A day before Hurricane Harvey hit Houston in 2017, Tiffany
Irving and her son Grant eagerly delivered school supplies to his kindergarten
classroom at Mitchell Elementary, just south of Hobby Airport.
Little did they know then that Grant’s supplies — along with
the rest of his building and three other elementary schools across the district
— would be destroyed in the coming days as the storm dumped unprecedented
amounts of rain on the city.
Unfortunately, the damage wasn’t limited to the school. The Irving’s
home just around the corner from the school also flooded.
The new Mitchell Elementary School is more than halfway complete, and the building will be ready for the school’s young leaders to move in this summer.
The $23 million project is tracking at 60 percent completion with site work, paving, underground utilities, structural steel, and fireproofing complete. Exterior and interior wall systems, roofing, and mechanical, electrical and plumbing installation are ongoing.
The building is enclosed and interior finishes, such as flooring and ceilings, are expected to begin this quarter, as well as insulation under the building.
The autumn chill did not stop the Mitchell Elementary School community from gathering Thursday on the site where their new school soon will stand to celebrate the progress being made on their new building.
Students in matching yellow T-shirts kicked off the event with a heartwarming rendition of “There’s a Leader in Me.” Mitchell Principal Elizabeth Castillo-Guajardo then spoke to the crowd in English and Spanish.
“We are so proud of the resiliency everyone has shown throughout this process,” Castillo-Guajardo said. “Our new school will be a symbol of promise and hope that will propel our students into their bright future.”
Nearly three feet of water rippled through freshly painted hallways, carrying brightly colored classroom decorations that fell from wet walls. Bookshelves collapsed and spilled its contents, and desks were scattered about by the force of the water.
It’s been two years since that scenario played out at four HISD elementary schools — Braeburn, Mitchell, Scarborough, and Kolter.
Just as faculty and staff at each school had prepared for their newest group of students, Hurricane Harvey made landfall on the Texas coast. The storm inflicted damage so significant that students and staff had to be relocated to temporary campuses.
Construction on the new Mitchell Elementary School is
progressing as the concrete foundation and hollow core planks are now complete.
Crews have begun the erection of the structural steel and site paving is nearly complete.
The campus is one of four elementary schools — Braeburn,
Mitchell, Scarborough, and Kolter — being rebuilt as a result of damages
sustained in 2017 during Hurricane Harvey.
“Although Harvey tested our resiliency, it also created an

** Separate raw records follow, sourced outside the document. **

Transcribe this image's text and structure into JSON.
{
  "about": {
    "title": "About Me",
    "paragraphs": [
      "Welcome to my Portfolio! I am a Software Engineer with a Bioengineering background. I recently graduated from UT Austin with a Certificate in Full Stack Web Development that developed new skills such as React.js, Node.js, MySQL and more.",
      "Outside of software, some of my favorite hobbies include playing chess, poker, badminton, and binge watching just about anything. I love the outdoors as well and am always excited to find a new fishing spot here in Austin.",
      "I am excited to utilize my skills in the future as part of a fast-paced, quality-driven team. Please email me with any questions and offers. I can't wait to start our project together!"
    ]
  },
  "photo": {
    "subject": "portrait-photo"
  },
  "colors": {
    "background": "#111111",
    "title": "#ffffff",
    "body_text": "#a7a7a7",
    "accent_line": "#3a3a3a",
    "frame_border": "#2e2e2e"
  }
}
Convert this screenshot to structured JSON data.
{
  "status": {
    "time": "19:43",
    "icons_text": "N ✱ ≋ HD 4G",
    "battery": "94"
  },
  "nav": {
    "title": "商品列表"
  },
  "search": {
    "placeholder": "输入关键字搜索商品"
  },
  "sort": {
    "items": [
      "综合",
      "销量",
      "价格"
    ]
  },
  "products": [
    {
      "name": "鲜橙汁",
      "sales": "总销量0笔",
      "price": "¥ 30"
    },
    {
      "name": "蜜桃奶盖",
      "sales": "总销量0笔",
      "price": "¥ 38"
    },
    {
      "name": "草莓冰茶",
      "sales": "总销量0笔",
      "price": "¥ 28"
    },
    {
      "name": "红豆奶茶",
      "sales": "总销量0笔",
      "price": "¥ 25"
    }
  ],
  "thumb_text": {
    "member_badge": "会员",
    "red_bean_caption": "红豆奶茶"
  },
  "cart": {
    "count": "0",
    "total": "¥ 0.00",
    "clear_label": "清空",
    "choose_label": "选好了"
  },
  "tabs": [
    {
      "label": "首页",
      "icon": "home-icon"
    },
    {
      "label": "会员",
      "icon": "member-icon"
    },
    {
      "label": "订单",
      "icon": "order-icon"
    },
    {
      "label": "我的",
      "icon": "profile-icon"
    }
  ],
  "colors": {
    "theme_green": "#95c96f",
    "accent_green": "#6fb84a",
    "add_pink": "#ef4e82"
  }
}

opportunity for our community to be blessed with a new school for our very
deserving students,” Mitchell Principal Elizabeth Castillo said. “We are
so eager as we watch the progress of our building. With the foundation
being poured, we know that our Mitchell 3.0 will be a beacon of hope as we work
to revitalize our community after Harvey.”
When Hurricane Harvey ravaged Houston last August, it left a devastating mark on nearly everything it touched — including schools.
Nearly every campus in HISD received some damage, but there were four elementary schools — Scarborough, Mitchell, Kolter, and Braeburn — that received damage so significant that they had to be rebuilt.
That process is now underway. Design plans have been approved, and construction on the new schools is soon to begin. The students and staff from each of the four schools will remain in temporary spaces until their home schools are rebuilt and opened, which is expected in January 2020.
Work has begun at Mitchell Elementary School, where abatement is underway, and demolition is soon to start.
The campus is one of four elementary schools — Braeburn, Mitchell, Scarborough, and Kolter — being rebuilt as a result of damages sustained last year during Hurricane Harvey.
Mitchell’s $23 million facility will accommodate about 750 students. The two-story 91,300-square-foot-building will feature open, brightly colored learning spaces, large windows, abundant natural light, and extended learning spaces throughout the building for individual and group collaboration.
The HISD Business Assistance Supplier Diversity team is holding an outreach session on Friday for minority- and women-owned business enterprises (M/WBE) interested in working as subcontractors on the projects to rebuild four schools damaged by Hurricane Harvey.
Last week, the HISD Board of Education selected Satterfield & Pontikes Construction as the Construction Manager at Risk (CMAR) tasked with overseeing the demolition and construction of the four elementary schools – Kolter, Mitchell, Braeburn, and Scarborough. Continue reading →